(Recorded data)
== Segment start ==

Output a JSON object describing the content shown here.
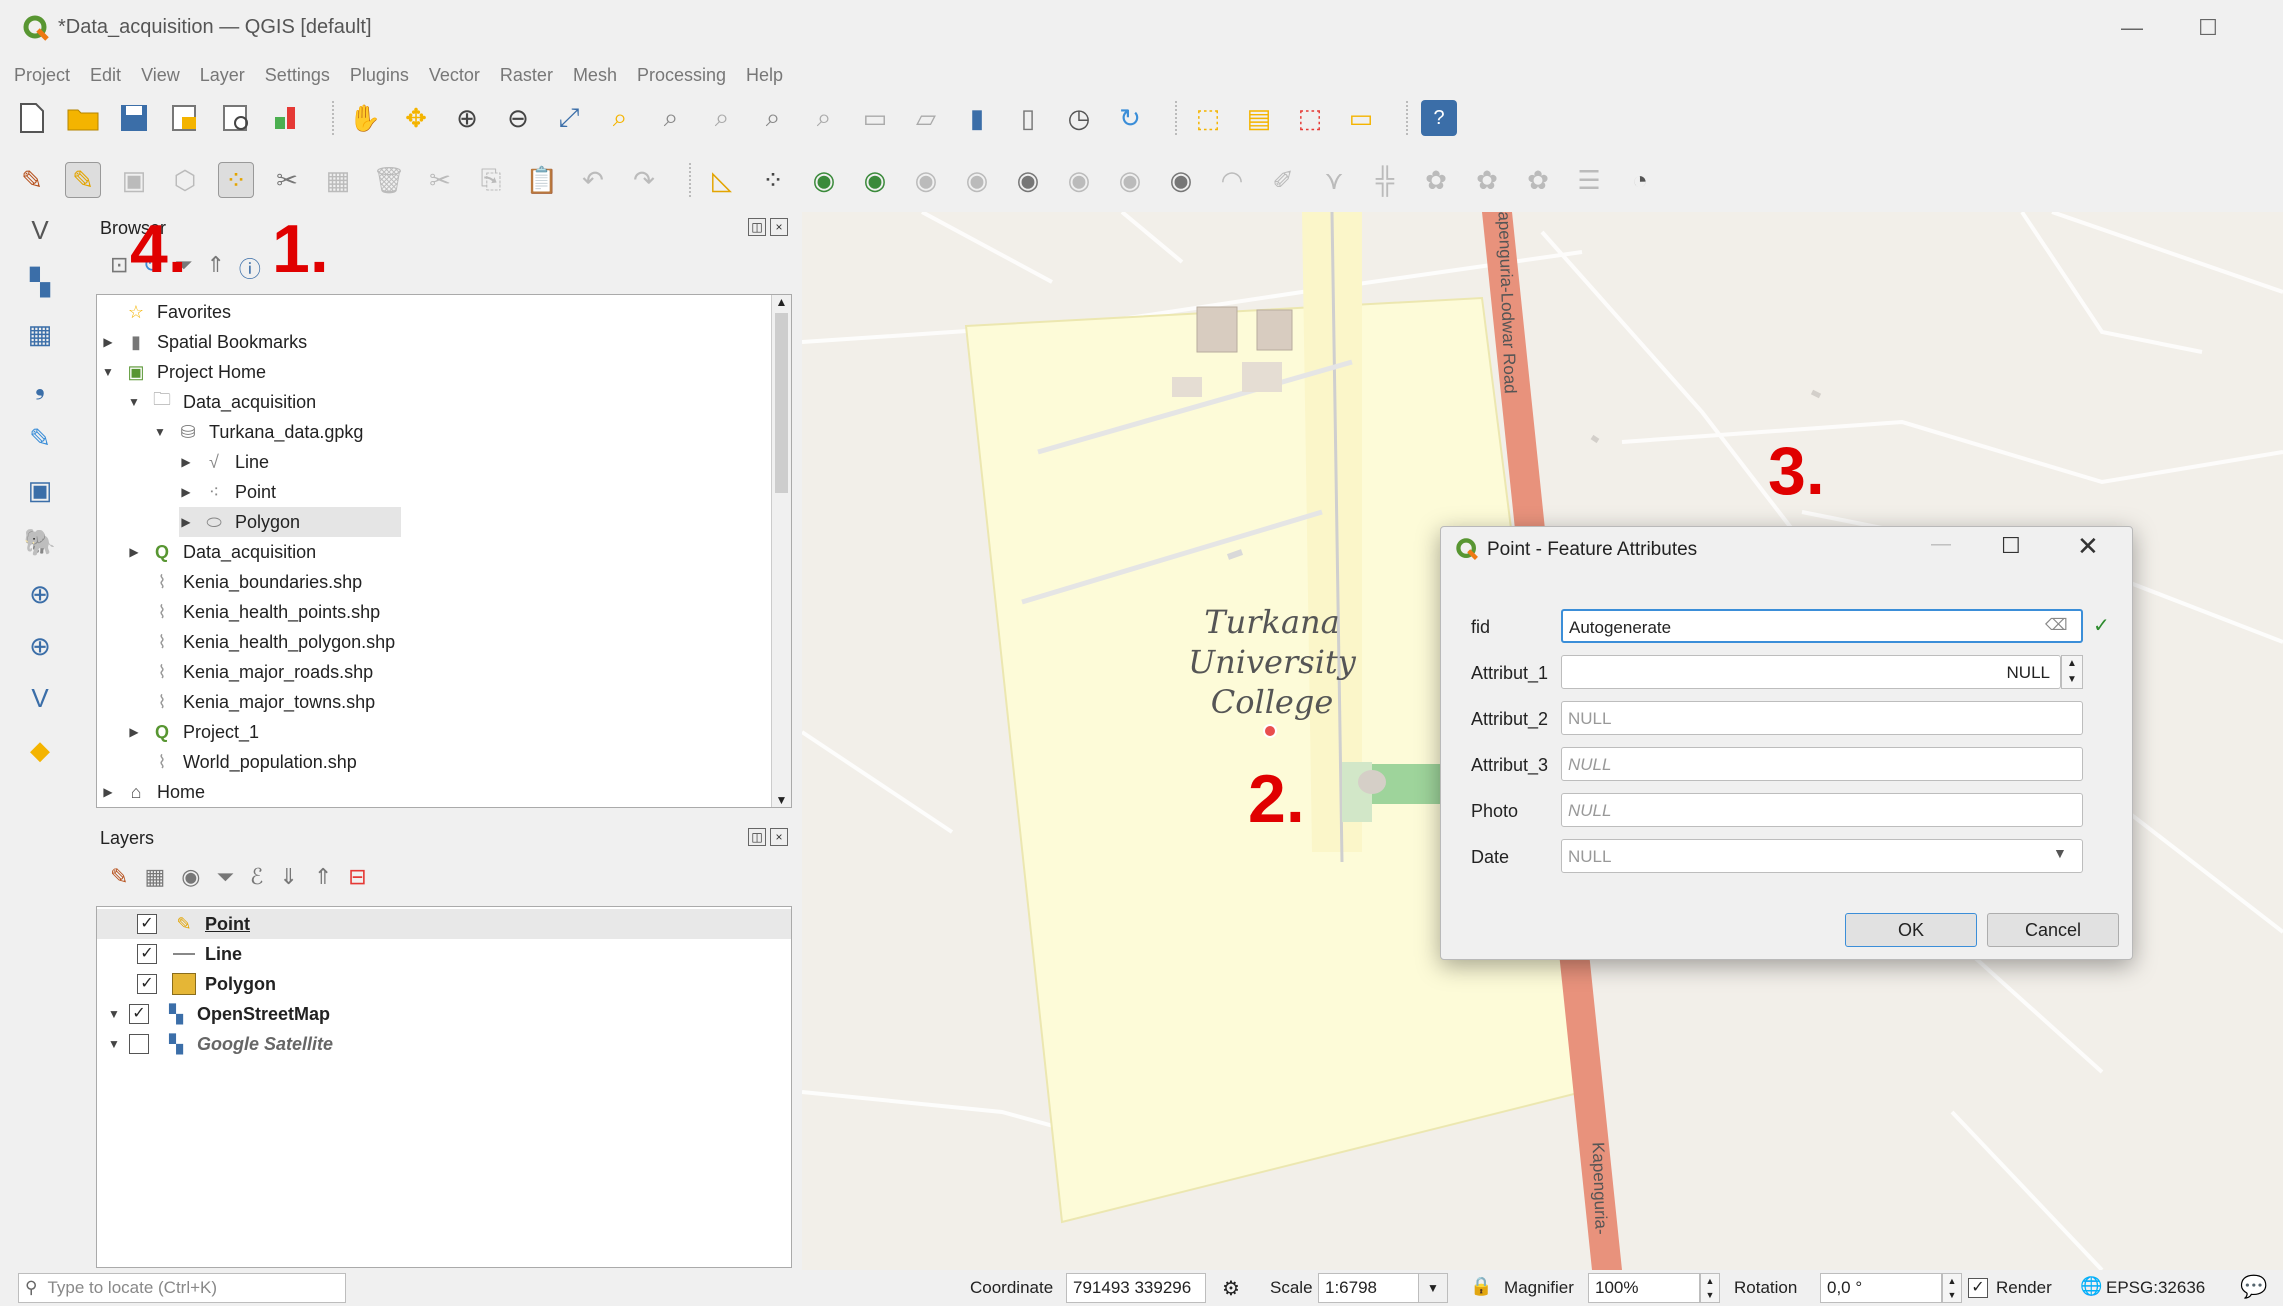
{
  "window": {
    "title": "*Data_acquisition — QGIS [default]",
    "minimize": "—",
    "maximize": "☐"
  },
  "menu": [
    "Project",
    "Edit",
    "View",
    "Layer",
    "Settings",
    "Plugins",
    "Vector",
    "Raster",
    "Mesh",
    "Processing",
    "Help"
  ],
  "browser": {
    "title": "Browser",
    "items": [
      {
        "label": "Favorites",
        "icon": "star-icon"
      },
      {
        "label": "Spatial Bookmarks",
        "icon": "bookmark-icon"
      },
      {
        "label": "Project Home",
        "icon": "project-home-icon"
      },
      {
        "label": "Data_acquisition",
        "icon": "folder-icon"
      },
      {
        "label": "Turkana_data.gpkg",
        "icon": "geopackage-icon"
      },
      {
        "label": "Line",
        "icon": "line-layer-icon"
      },
      {
        "label": "Point",
        "icon": "point-layer-icon"
      },
      {
        "label": "Polygon",
        "icon": "polygon-layer-icon"
      },
      {
        "label": "Data_acquisition",
        "icon": "qgis-project-icon"
      },
      {
        "label": "Kenia_boundaries.shp",
        "icon": "shapefile-icon"
      },
      {
        "label": "Kenia_health_points.shp",
        "icon": "shapefile-icon"
      },
      {
        "label": "Kenia_health_polygon.shp",
        "icon": "shapefile-icon"
      },
      {
        "label": "Kenia_major_roads.shp",
        "icon": "shapefile-icon"
      },
      {
        "label": "Kenia_major_towns.shp",
        "icon": "shapefile-icon"
      },
      {
        "label": "Project_1",
        "icon": "qgis-project-icon"
      },
      {
        "label": "World_population.shp",
        "icon": "shapefile-icon"
      },
      {
        "label": "Home",
        "icon": "home-icon"
      }
    ]
  },
  "layers": {
    "title": "Layers",
    "items": [
      {
        "label": "Point",
        "checked": true
      },
      {
        "label": "Line",
        "checked": true
      },
      {
        "label": "Polygon",
        "checked": true
      },
      {
        "label": "OpenStreetMap",
        "checked": true
      },
      {
        "label": "Google Satellite",
        "checked": false
      }
    ]
  },
  "map": {
    "place_label_1": "Turkana",
    "place_label_2": "University",
    "place_label_3": "College",
    "road_label_top": "Kapenguria-Lodwar Road",
    "road_label_bottom": "Kapenguria-"
  },
  "dialog": {
    "title": "Point - Feature Attributes",
    "fields": [
      {
        "label": "fid",
        "value": "Autogenerate"
      },
      {
        "label": "Attribut_1",
        "value": "NULL"
      },
      {
        "label": "Attribut_2",
        "value": "NULL"
      },
      {
        "label": "Attribut_3",
        "value": "NULL"
      },
      {
        "label": "Photo",
        "value": "NULL"
      },
      {
        "label": "Date",
        "value": "NULL"
      }
    ],
    "ok": "OK",
    "cancel": "Cancel"
  },
  "annotations": [
    "1.",
    "2.",
    "3.",
    "4."
  ],
  "status": {
    "locate_placeholder": "Type to locate (Ctrl+K)",
    "coordinate_label": "Coordinate",
    "coordinate_value": "791493  339296",
    "scale_label": "Scale",
    "scale_value": "1:6798",
    "magnifier_label": "Magnifier",
    "magnifier_value": "100%",
    "rotation_label": "Rotation",
    "rotation_value": "0,0 °",
    "render_label": "Render",
    "crs": "EPSG:32636"
  },
  "colors": {
    "qgis_green": "#589632",
    "annotation_red": "#e00000",
    "map_bg": "#f2efe9",
    "campus_fill": "#fdfbd8",
    "road": "#e8927c"
  }
}
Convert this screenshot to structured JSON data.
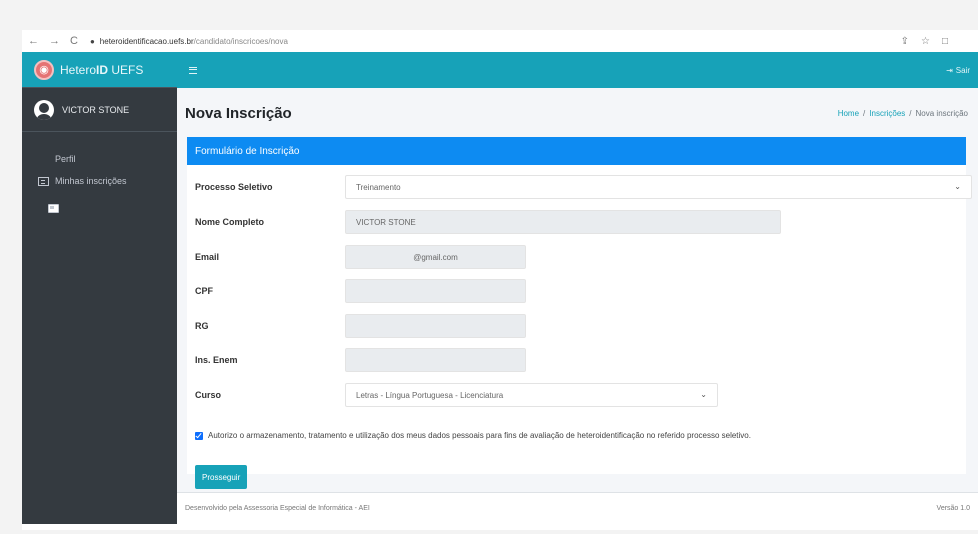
{
  "browser": {
    "nav_back": "←",
    "nav_forward": "→",
    "nav_reload": "C",
    "url_host": "heteroidentificacao.uefs.br",
    "url_path": "/candidato/inscricoes/nova",
    "icons_right": [
      "share-icon",
      "star-icon",
      "window-icon"
    ]
  },
  "brand": {
    "logo_glyph": "◉",
    "name_light": "Hetero",
    "name_bold": "ID",
    "name_suffix": " UEFS"
  },
  "user": {
    "name": "VICTOR STONE"
  },
  "sidebar": {
    "items": [
      {
        "label": "Perfil",
        "icon": "id-card-icon"
      },
      {
        "label": "Minhas inscrições",
        "icon": "list-icon"
      }
    ]
  },
  "topbar": {
    "logout_label": "Sair"
  },
  "header": {
    "title": "Nova Inscrição",
    "breadcrumb": [
      "Home",
      "Inscrições",
      "Nova inscrição"
    ]
  },
  "form": {
    "card_title": "Formulário de Inscrição",
    "fields": [
      {
        "label": "Processo Seletivo",
        "value": "Treinamento"
      },
      {
        "label": "Nome Completo",
        "value": "VICTOR STONE"
      },
      {
        "label": "Email",
        "value": "@gmail.com"
      },
      {
        "label": "CPF",
        "value": ""
      },
      {
        "label": "RG",
        "value": ""
      },
      {
        "label": "Ins. Enem",
        "value": ""
      },
      {
        "label": "Curso",
        "value": "Letras - Língua Portuguesa - Licenciatura"
      }
    ],
    "consent_text": "Autorizo o armazenamento, tratamento e utilização dos meus dados pessoais para fins de avaliação de heteroidentificação no referido processo seletivo.",
    "consent_checked": true,
    "submit_label": "Prosseguir",
    "colors": {
      "header": "#0d8bf2",
      "button": "#17a2b8"
    }
  },
  "footer": {
    "credit": "Desenvolvido pela Assessoria Especial de Informática - AEI",
    "version": "Versão 1.0"
  }
}
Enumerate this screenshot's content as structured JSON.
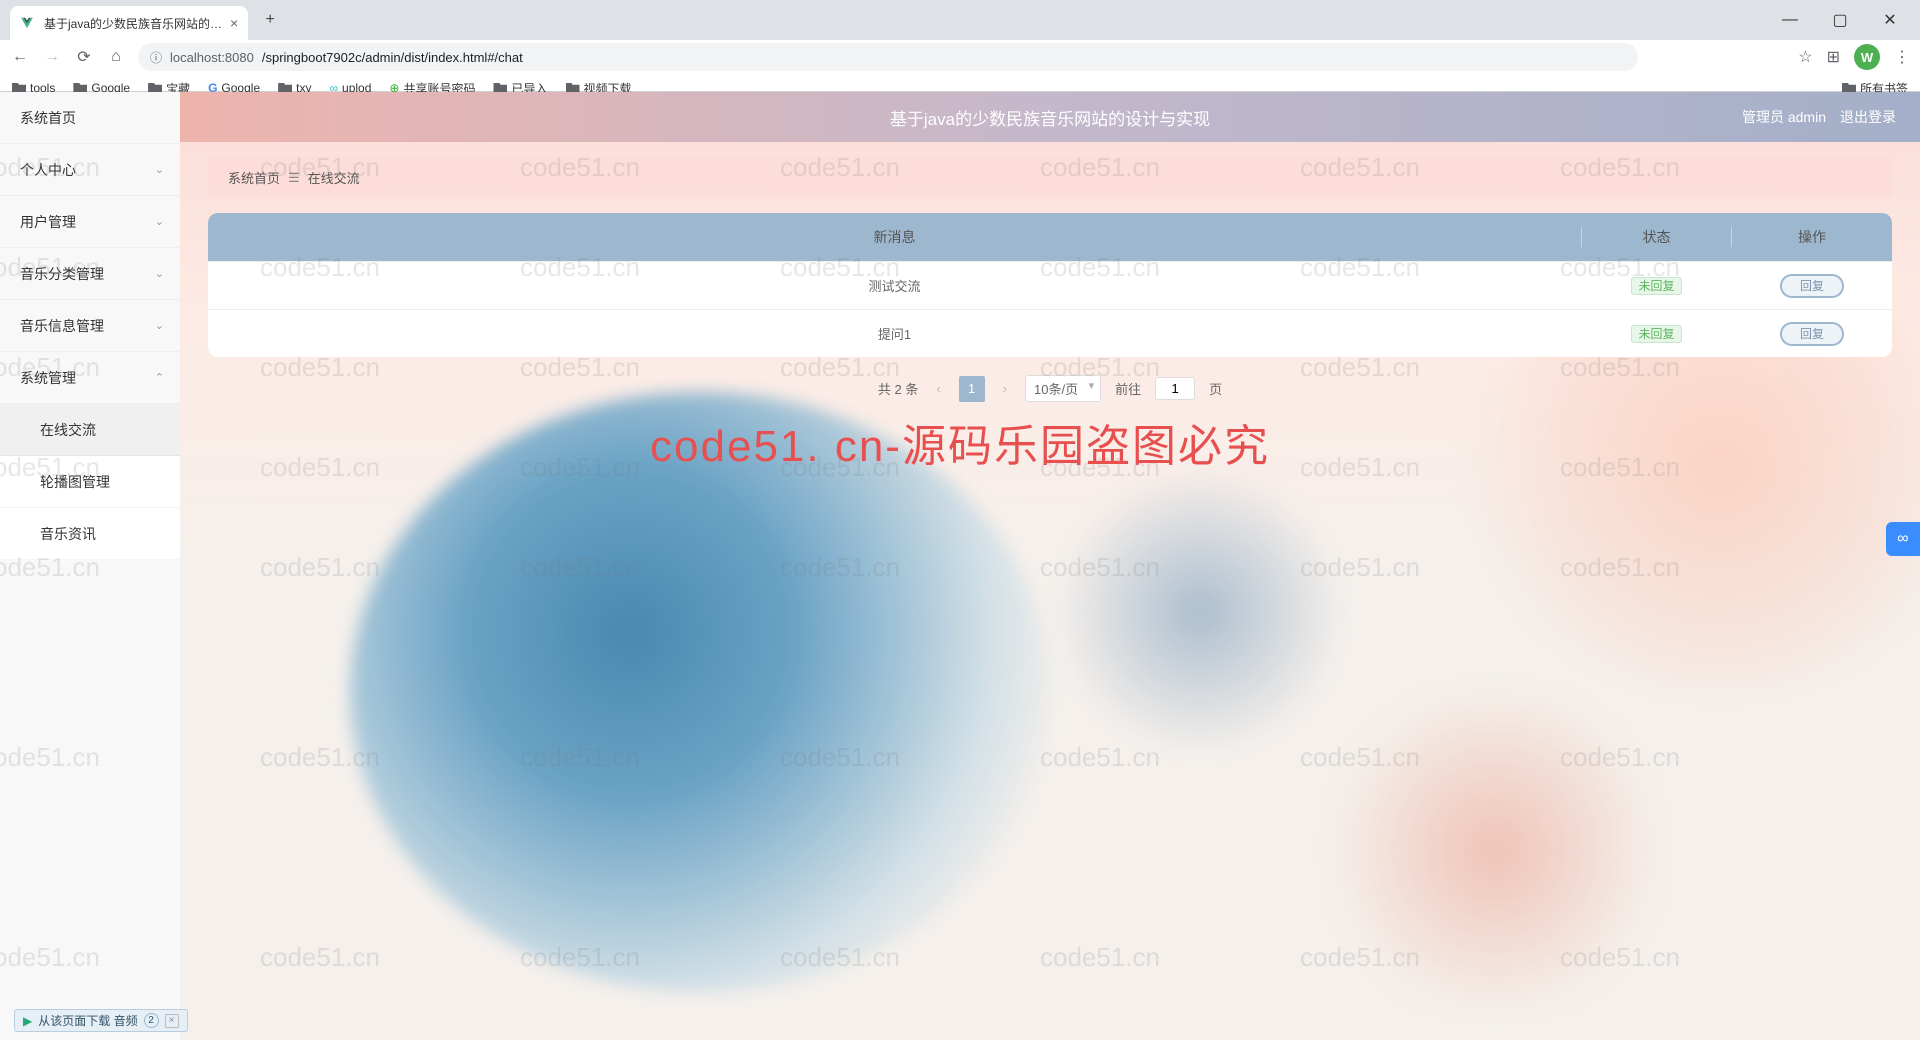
{
  "browser": {
    "tab_title": "基于java的少数民族音乐网站的…",
    "url_host": "localhost:8080",
    "url_path": "/springboot7902c/admin/dist/index.html#/chat",
    "avatar_letter": "W"
  },
  "bookmarks": {
    "items": [
      "tools",
      "Google",
      "宝藏",
      "Google",
      "txy",
      "uplod",
      "共享账号密码",
      "已导入",
      "视频下载"
    ],
    "all": "所有书签"
  },
  "header": {
    "title": "基于java的少数民族音乐网站的设计与实现",
    "role": "管理员 admin",
    "logout": "退出登录"
  },
  "sidebar": {
    "items": [
      {
        "label": "系统首页",
        "arrow": false
      },
      {
        "label": "个人中心",
        "arrow": true
      },
      {
        "label": "用户管理",
        "arrow": true
      },
      {
        "label": "音乐分类管理",
        "arrow": true
      },
      {
        "label": "音乐信息管理",
        "arrow": true
      },
      {
        "label": "系统管理",
        "arrow": true,
        "expanded": true
      },
      {
        "label": "在线交流",
        "sub": true,
        "active": true
      },
      {
        "label": "轮播图管理",
        "sub": true
      },
      {
        "label": "音乐资讯",
        "sub": true
      }
    ]
  },
  "breadcrumb": {
    "home": "系统首页",
    "current": "在线交流"
  },
  "table": {
    "headers": {
      "msg": "新消息",
      "status": "状态",
      "action": "操作"
    },
    "rows": [
      {
        "msg": "测试交流",
        "status": "未回复",
        "action": "回复"
      },
      {
        "msg": "提问1",
        "status": "未回复",
        "action": "回复"
      }
    ]
  },
  "pagination": {
    "total": "共 2 条",
    "page": "1",
    "size": "10条/页",
    "goto_prefix": "前往",
    "goto_value": "1",
    "goto_suffix": "页"
  },
  "watermark_text": "code51.cn",
  "big_watermark": "code51. cn-源码乐园盗图必究",
  "status_bar": {
    "text": "从该页面下载 音频",
    "count": "2"
  }
}
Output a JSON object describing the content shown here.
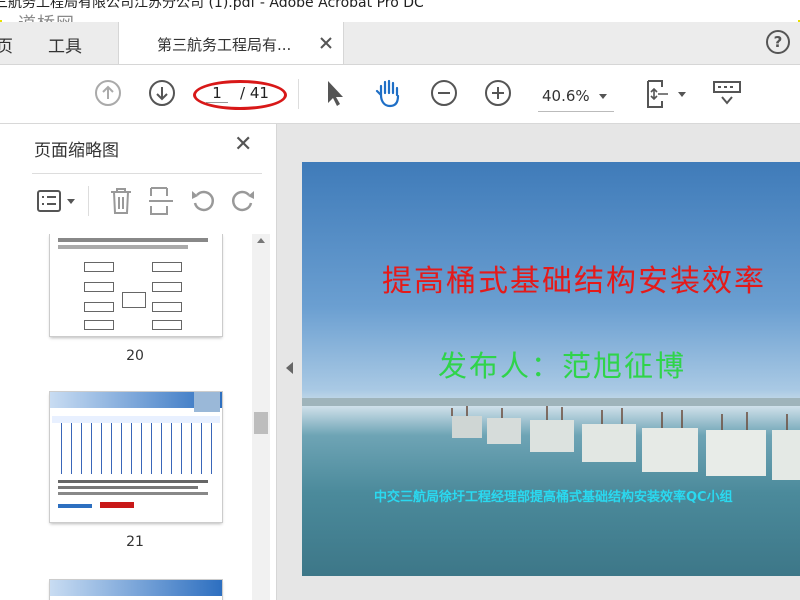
{
  "window": {
    "title": "三航务工程局有限公司江苏分公司 (1).pdf - Adobe Acrobat Pro DC",
    "watermark": "道桥网"
  },
  "tabs": {
    "home_label": "页",
    "tools_label": "工具",
    "document_label": "第三航务工程局有..."
  },
  "toolbar": {
    "current_page": "1",
    "total_pages": "/ 41",
    "zoom_level": "40.6%"
  },
  "sidebar": {
    "title": "页面缩略图",
    "thumbnails": [
      {
        "page_label": "20"
      },
      {
        "page_label": "21"
      }
    ]
  },
  "slide": {
    "title": "提高桶式基础结构安装效率",
    "publisher": "发布人：范旭征博",
    "footer": "中交三航局徐圩工程经理部提高桶式基础结构安装效率QC小组"
  },
  "colors": {
    "highlight_border": "#e8e000",
    "annotation_red": "#d81818",
    "slide_title": "#e41a1a",
    "slide_publisher": "#2fd44a",
    "slide_footer": "#2ad9f0"
  }
}
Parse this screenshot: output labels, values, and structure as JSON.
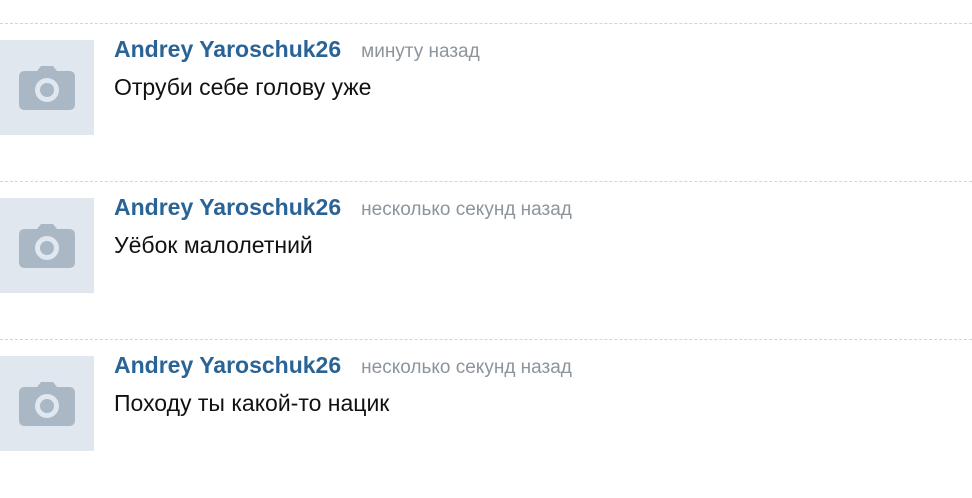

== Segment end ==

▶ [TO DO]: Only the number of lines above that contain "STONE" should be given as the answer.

▶ [FINISHED TASK]: 2